As well as Marsh, England rested Katherine Brunt and Nat Sciver, bringing in Jenny Gunn, Fran Wilson and 21-year-old Bryony Smith for an ODI debut. So who replaced who? It isn’t really straightforward, and Mark Robinson probably wasn’t thinking “like for like” anyway, but if you say that batsman Wilson replaced mostly-batsman Sciver, and bowling allrounder Gunn replaced bowling-allrounder Brunt, that leaves Smith to replace Marsh.

And yet Smith has come to prominence in domestic cricket as a hard-hitting opening batsman – topping the Women’s County Championship Batting Rankings with 347 runs for Surrey this season; and while she does bowl tidily at county, she is often second or third change and doesn’t take a huge number of wickets.

Nonetheless, she came into the team on Thursday, didn’t bat, but bowled her full compliment of 8 rain-reduced overs, with a very nice economy rate of 2.5 – in other words, exactly what we would have expected Laura Marsh to do!

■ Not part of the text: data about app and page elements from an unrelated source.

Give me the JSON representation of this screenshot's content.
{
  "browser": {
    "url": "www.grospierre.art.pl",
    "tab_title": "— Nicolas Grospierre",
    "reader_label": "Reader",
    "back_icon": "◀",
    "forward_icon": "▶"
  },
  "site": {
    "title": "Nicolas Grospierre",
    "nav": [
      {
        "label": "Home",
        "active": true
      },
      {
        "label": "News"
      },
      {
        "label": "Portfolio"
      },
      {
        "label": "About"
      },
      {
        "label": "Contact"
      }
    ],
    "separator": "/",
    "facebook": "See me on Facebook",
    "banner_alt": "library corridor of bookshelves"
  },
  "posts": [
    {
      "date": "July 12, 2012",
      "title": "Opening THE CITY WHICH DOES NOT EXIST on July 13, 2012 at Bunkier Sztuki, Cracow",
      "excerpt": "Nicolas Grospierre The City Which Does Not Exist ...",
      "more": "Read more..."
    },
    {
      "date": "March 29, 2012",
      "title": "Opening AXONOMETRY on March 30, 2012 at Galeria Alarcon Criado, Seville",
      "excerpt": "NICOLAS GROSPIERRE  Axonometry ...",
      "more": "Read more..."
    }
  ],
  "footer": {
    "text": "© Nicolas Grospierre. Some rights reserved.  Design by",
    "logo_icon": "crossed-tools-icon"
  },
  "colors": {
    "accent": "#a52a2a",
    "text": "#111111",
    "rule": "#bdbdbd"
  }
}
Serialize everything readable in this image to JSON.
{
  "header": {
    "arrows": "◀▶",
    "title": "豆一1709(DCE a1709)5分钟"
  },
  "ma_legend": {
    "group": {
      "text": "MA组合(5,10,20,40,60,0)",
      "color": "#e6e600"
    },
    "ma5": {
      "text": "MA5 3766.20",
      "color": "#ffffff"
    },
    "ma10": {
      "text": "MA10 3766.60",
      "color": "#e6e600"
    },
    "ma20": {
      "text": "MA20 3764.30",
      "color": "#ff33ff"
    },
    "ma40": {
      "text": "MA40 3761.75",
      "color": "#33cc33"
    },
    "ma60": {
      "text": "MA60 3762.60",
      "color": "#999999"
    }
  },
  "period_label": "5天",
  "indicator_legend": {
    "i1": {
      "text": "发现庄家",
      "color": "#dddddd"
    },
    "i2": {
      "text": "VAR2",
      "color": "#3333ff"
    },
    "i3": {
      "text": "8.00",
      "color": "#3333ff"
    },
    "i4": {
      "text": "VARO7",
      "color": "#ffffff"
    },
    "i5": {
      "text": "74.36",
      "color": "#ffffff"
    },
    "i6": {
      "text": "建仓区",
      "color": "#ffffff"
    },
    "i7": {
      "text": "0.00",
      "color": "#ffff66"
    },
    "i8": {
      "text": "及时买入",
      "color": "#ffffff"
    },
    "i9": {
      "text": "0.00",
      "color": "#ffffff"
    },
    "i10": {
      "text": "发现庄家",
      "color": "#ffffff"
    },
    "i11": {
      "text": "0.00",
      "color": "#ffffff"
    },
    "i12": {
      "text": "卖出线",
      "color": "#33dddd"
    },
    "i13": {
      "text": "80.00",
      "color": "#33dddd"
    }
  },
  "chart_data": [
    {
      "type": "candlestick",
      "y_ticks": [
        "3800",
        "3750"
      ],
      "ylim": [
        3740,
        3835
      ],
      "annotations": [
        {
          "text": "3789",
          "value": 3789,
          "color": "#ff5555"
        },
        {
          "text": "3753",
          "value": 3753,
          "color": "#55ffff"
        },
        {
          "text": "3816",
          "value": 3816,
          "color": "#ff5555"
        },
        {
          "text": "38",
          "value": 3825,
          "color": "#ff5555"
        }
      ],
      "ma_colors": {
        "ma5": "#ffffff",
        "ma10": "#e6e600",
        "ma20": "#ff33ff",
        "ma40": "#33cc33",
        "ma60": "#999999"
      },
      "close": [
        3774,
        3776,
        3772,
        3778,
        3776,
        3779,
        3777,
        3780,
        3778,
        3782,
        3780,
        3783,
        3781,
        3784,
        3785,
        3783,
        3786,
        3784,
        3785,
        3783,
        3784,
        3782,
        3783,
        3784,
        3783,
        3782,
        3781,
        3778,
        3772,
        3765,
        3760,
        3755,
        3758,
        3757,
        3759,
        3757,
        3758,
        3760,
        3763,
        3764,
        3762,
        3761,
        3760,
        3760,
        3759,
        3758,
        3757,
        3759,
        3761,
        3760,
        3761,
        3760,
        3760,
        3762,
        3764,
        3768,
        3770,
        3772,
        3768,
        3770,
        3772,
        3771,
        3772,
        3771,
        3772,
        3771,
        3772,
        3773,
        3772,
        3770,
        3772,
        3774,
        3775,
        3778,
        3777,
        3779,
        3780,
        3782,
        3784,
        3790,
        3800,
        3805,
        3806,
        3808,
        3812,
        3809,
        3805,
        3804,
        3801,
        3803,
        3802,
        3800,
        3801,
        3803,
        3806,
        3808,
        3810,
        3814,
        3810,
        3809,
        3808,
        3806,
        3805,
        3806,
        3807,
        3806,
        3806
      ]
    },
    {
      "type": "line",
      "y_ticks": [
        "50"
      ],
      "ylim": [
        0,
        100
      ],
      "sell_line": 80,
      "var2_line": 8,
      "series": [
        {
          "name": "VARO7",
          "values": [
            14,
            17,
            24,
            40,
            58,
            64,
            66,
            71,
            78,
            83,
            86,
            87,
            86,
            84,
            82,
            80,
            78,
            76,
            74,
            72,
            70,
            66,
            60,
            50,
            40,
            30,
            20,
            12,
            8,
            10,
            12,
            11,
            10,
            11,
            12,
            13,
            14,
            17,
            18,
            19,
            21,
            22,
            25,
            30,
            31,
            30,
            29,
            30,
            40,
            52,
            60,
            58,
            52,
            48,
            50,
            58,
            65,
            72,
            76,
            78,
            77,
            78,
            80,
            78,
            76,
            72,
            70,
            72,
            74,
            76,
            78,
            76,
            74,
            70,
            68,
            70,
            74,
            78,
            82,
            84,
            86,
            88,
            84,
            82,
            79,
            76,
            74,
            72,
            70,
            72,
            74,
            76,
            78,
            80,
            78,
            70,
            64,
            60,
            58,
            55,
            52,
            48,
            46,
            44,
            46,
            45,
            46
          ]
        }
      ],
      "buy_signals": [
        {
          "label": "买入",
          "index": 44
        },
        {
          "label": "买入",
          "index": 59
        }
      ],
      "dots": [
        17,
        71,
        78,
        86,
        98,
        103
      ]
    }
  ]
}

So it seems that Mark Robinson is (again) one step ahead of the rest of us in identifying a role for Smith that no one else foresaw – while we were all thinking “The Next Tammy Beaumont” he was thinking “The Next Laura Marsh” and it is a role she could be perfectly suited to, not least because there probably isn’t an opening for “The Next Tammy Beaumont” for several years!

Smith might not take millions of wickets, but that won’t be her job – it will be to dry-up the runs in the post-powerplay overs, which is where West Indies really lost it again yesterday (they were actually slightly ahead of England on runs at 10 overs) and smacking some sixes down the order at the death is just an added bonus.

This is the candle Mark Robinson has offered Bryony Smith – it is now up to her to seize it… and she has made a pretty good start.

England v West Indies – 3rd ODI – Jones Takes The Gloves Off

Amy Jones – who was named Player of the Series for her innings of 91 in the 1st ODI and 80 tonight – has now won two consecutive ODI Player of the Series awards in England – the previous one coming at the end of last summer against New Zealand. With 5 half-centuries in her last 6 ODI innings, it is fair to say she is England’s most consistent player right now.

But it was not ever thus.

Having made 41 on debut in 2013, she suffered repeated failures and was eventually dropped in 2016 having not got close to that score again. When she was recalled to the ODI team in 2018 in India, in the absence of Sarah Taylor, she failed twice more, bagging ducks in the first two ODIs of that series.

She must have been in the last chance saloon when she walked out to bat in the 3rd ODI in Nagpur, but the runs finally came – 94 of them. England lost the match narrowly, but Jones was finally in business. Prior to that day, her ODI average was 18; since that day, it is currently running at 46.

What changed?

Not the talent – she was always an elegant player to watch; but she so often seemed to only be able to do it when no one was actually watching – at county or in warm-ups – put in the spotlight, she seemed blinded.

Her renaissance has become a familiar story under Mark Robinson – first Tammy Beaumont, then Danni Wyatt, now Amy Jones – all underachievers inherited from the previous regime, who have been turned into achievers under Robbo’s watchful eye.

But there is also something else too – it wasn’t until Jones was able to step out from the shadow of Sarah Taylor, and take her preferred role as a keeper-batsman, that things really started to come together. Prior to this series, Jones averaged just 38 with the gloves, but just 17 without.

So perhaps the most significant thing about Jones achievement in this series is that she has succeeded without also keeping wicket – battering the Windies, but also battering any remaining doubts that she truly belongs at this level as a batsman.

With the gloves off… the gloves finally came off!